L.L. McKinney, an author of young-adult novels who started the #PublishingPaidMe hashtag, wasn’t surprised by the statistics on how few Black authors have been published relative to white authors.
“I’ve heard things like, ‘We already have our Black girl book for the year,’” said Ms. McKinney. She also remembered comments suggesting books wouldn’t sell well if they had a Black person on the cover.
In a 1950 essay titled “What White Publishers Won’t Print,” Zora Neale Hurston identified the chicken-or-egg dilemma at the heart of publishers’ conservatism. White people, she wrote, cannot conceive of Black people outside of racial stereotypes. And because publishers want to sell books, they publish stories that conform to those stereotypes, reinforcing white readers’ expectations and appetites.
“It’s amusing to me when publishers say that they follow the market,” said Ms. McKinney. “They’re doing it because of tradition. And the tradition is racism.”
Link to the rest at The New York Times
For those visitors to TPV from outside the United States, as indicated, this story is from The New York Times, in the Opinion section.
Every major US publisher is located in New York City. The number of management personnel in Big Publishing that read a newspaper other than The New York Times on a regular basis could likely be counted on one hand.
The New York Times Best-Seller list is regarded as the gold standard by traditional publishing rates a book’s performance regardless of how much the NYT bestsellers diverge from Amazon bestseller lists.
Speaking of Amazon, the next time a traditionally-published author or agent talks about Amazon ruining the book business, some might be tempted to say that the New York book business deserves to be ruined.

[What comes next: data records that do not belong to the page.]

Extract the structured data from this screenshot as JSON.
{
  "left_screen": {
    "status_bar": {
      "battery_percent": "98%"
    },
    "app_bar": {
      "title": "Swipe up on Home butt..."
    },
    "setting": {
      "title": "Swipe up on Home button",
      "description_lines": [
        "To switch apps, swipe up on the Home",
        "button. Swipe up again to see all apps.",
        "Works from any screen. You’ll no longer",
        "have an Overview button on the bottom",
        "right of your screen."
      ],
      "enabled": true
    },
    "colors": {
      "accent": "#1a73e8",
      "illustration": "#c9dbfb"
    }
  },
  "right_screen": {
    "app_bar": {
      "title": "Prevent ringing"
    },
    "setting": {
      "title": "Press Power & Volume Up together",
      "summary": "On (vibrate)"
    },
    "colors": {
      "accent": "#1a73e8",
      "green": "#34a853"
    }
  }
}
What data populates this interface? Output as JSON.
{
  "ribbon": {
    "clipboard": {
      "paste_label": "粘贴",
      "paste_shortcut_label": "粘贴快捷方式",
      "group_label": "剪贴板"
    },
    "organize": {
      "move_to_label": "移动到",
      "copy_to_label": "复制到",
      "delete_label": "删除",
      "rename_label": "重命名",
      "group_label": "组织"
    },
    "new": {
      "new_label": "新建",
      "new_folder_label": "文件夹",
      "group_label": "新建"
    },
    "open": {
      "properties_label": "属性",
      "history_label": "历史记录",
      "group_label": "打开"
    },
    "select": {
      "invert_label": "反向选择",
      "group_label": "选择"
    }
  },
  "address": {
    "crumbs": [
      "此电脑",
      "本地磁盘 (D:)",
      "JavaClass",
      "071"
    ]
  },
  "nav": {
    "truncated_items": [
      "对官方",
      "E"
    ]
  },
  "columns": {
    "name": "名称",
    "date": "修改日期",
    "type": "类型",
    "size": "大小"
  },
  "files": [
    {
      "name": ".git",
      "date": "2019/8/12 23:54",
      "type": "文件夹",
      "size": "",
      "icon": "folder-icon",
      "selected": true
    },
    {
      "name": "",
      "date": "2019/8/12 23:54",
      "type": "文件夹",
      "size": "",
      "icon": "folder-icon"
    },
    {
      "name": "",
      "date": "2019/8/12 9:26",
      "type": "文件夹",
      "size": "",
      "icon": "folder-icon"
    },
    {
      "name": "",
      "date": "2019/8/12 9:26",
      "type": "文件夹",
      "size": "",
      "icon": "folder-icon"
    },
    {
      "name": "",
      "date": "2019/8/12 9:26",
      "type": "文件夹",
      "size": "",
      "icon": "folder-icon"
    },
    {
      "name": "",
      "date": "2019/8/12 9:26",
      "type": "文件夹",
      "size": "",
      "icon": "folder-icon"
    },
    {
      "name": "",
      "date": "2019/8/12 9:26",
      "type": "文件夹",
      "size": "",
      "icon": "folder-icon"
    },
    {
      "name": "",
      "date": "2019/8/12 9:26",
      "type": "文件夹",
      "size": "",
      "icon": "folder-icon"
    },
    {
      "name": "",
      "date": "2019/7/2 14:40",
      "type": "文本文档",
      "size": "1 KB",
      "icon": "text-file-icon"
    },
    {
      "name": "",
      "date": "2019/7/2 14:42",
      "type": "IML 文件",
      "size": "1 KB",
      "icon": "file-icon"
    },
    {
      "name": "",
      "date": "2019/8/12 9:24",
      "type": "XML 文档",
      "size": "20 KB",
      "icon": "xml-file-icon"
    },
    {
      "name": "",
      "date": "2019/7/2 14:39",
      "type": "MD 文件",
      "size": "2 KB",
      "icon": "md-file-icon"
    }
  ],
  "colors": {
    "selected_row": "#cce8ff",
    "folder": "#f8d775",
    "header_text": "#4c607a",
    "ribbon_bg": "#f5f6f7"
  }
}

PG has mentioned previously that the major US publishers are all owned by large international media conglomerates. PG was going to spend some time checking to see if he could determine whether the top management or boards of directors of those conglomerates included anyone other than purely white individuals, but realized that it would be a waste of time because he already knew the answer to that question.